  • Before each meal
  • 1 to 2 hours after each meal
  • Before and after physical activity
  • When you're feeling sick or stressed

Fluctuating blood glucose levels can affect your health and wellness in many ways! Low blood sugar brings sorrow, hunger, and exhaustion. You feel shaky, begin to sweat, and your head starts aching. If your blood sugar continues to drop, you will get confused, sleepy, irritable, and can even have seizures in a worst-case scenario.

In the event of high blood sugar, you may experience thirst, exhaustion, blurry vision, frequent urination, and rapid weight loss. Over and above this, you will feel nauseous, faint, and may even get a nasty stomach ache.

(Ensure that you tend to these medical emergencies when they occur. It is useful to have an ID card on you at all times that says you have diabetes and lists the medications that you have been prescribed.)

Here is a list of blood glucose readings for reference:

*Goals maybe more or less stringent for each individual basis their overall health status.
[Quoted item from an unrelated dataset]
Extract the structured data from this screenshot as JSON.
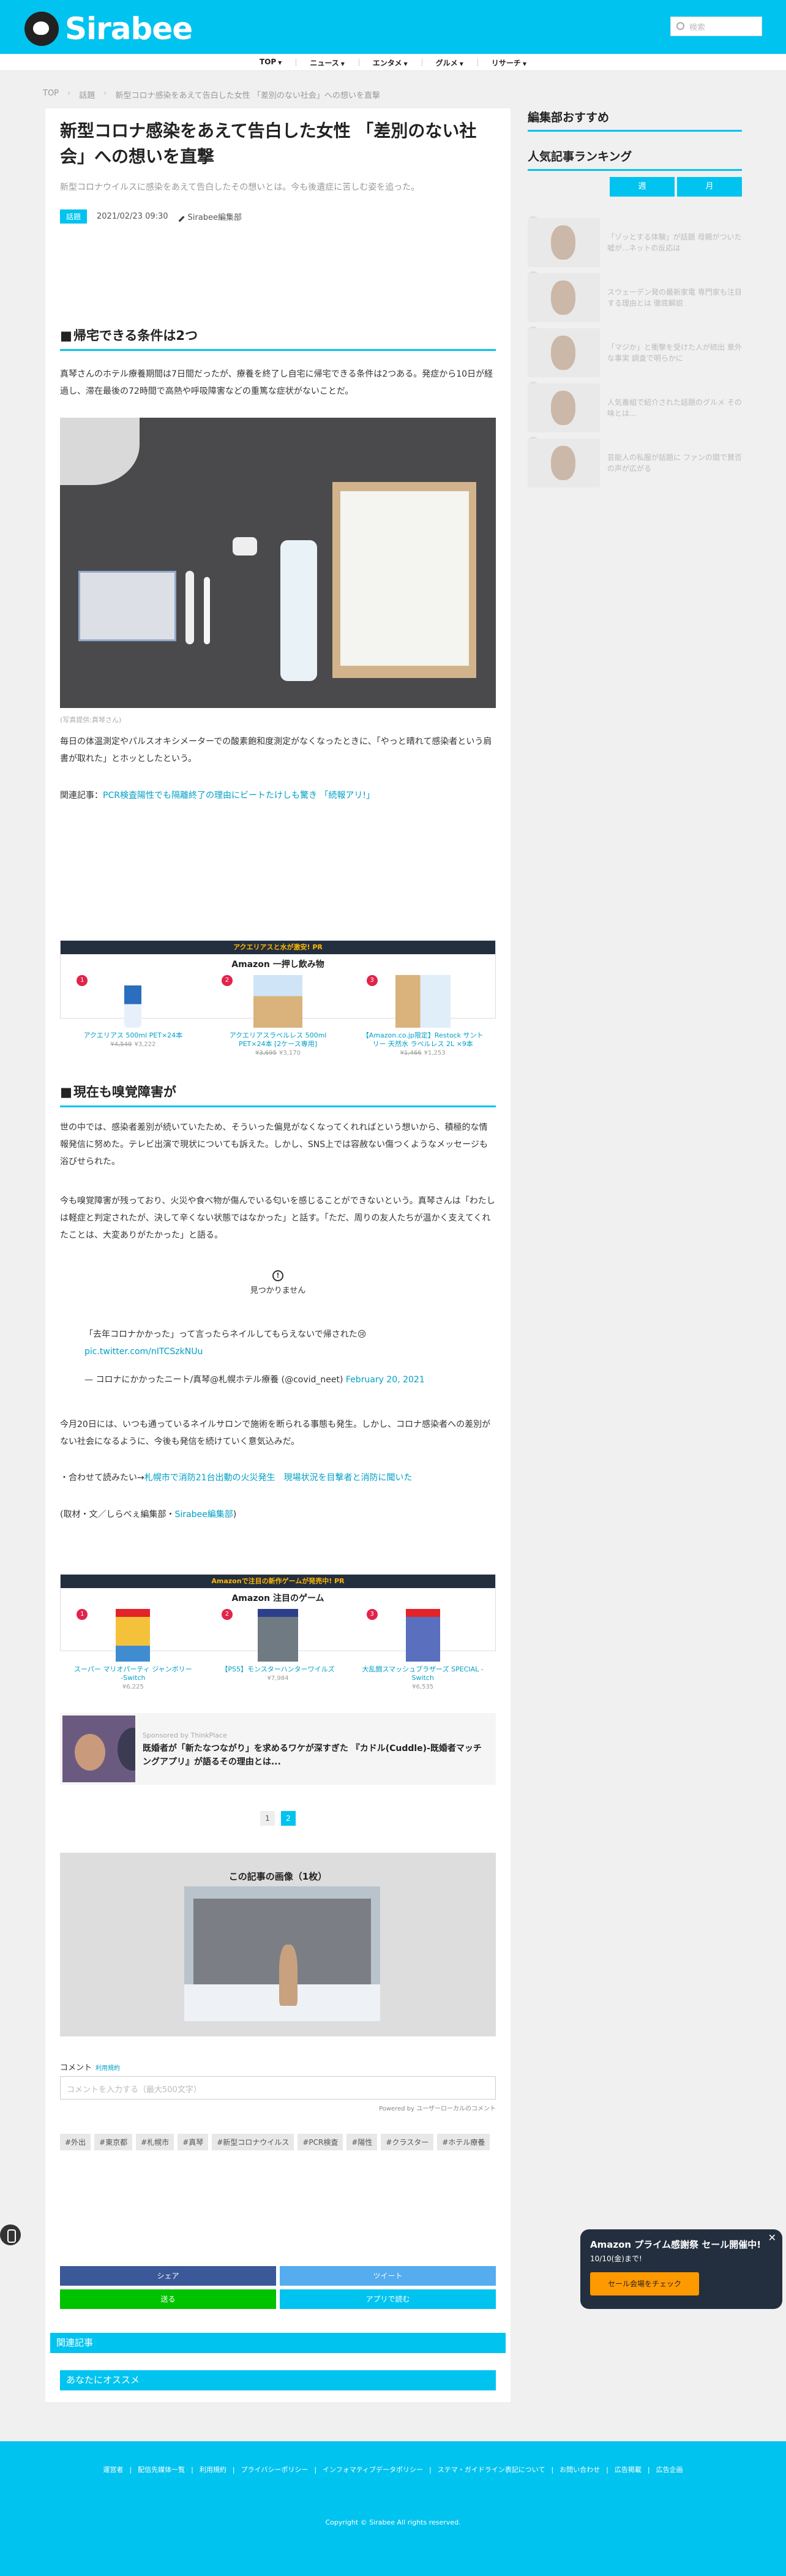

Hence goals must be aligned with your doctor

Blood Glucose Levels Fasting Two hours after meals HbA1c
Normal person without diabetes 70—99 mg/dl < 140 mg/dl < 5.7%
ADA recommendation for diabetics patients 80—130 mg/dl < 180 mg/dl < 7.0% accessed on Oct 2019 accessed on Oct 2019 accessed on Oct 2019